Task:
Which of the lines below mention the word "hebdomadaire"? Pull each one out.

Component data from apps and pages:
■ ■ ■ ■
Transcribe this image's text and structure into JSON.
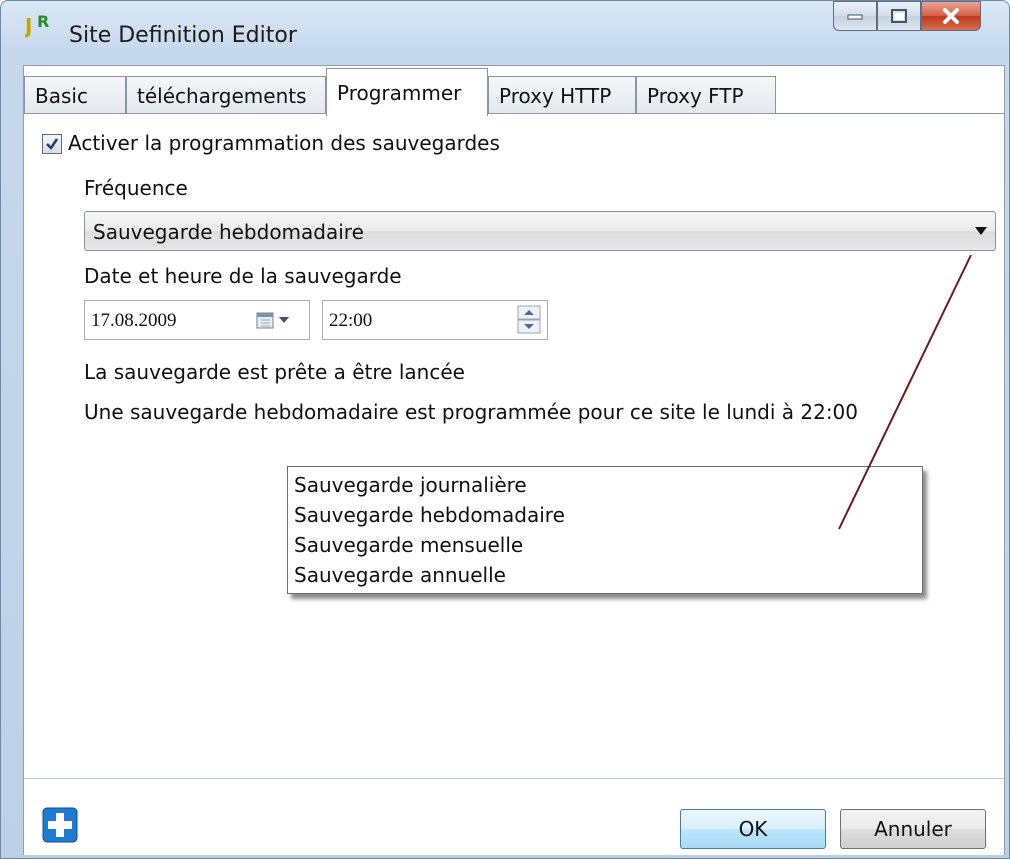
{
  "window": {
    "title": "Site Definition Editor",
    "icon_name": "app-logo-icon"
  },
  "titlebar_buttons": {
    "minimize": "minimize-icon",
    "maximize": "maximize-icon",
    "close": "close-icon"
  },
  "tabs": [
    {
      "label": "Basic"
    },
    {
      "label": "téléchargements"
    },
    {
      "label": "Programmer"
    },
    {
      "label": "Proxy HTTP"
    },
    {
      "label": "Proxy FTP"
    }
  ],
  "active_tab": "Programmer",
  "schedule": {
    "enable_label": "Activer la programmation des sauvegardes",
    "enabled": true,
    "frequency_label": "Fréquence",
    "frequency_value": "Sauvegarde hebdomadaire",
    "datetime_label": "Date et heure de la sauvegarde",
    "date_value": "17.08.2009",
    "time_value": "22:00",
    "status_text": "La sauvegarde est prête a être lancée",
    "summary_text": "Une sauvegarde hebdomadaire est programmée pour ce site le lundi à 22:00"
  },
  "dropdown_options": [
    "Sauvegarde journalière",
    "Sauvegarde hebdomadaire",
    "Sauvegarde mensuelle",
    "Sauvegarde annuelle"
  ],
  "footer": {
    "ok_label": "OK",
    "cancel_label": "Annuler",
    "add_icon": "plus-icon"
  },
  "colors": {
    "accent": "#3c7fb1",
    "close_button": "#c1381c",
    "callout_line": "#6b1a1a"
  }
}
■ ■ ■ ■
Answer box:
    "frequency_value": "Sauvegarde hebdomadaire",
    "summary_text": "Une sauvegarde hebdomadaire est programmée pour ce site le lundi à 22:00"
    "Sauvegarde hebdomadaire",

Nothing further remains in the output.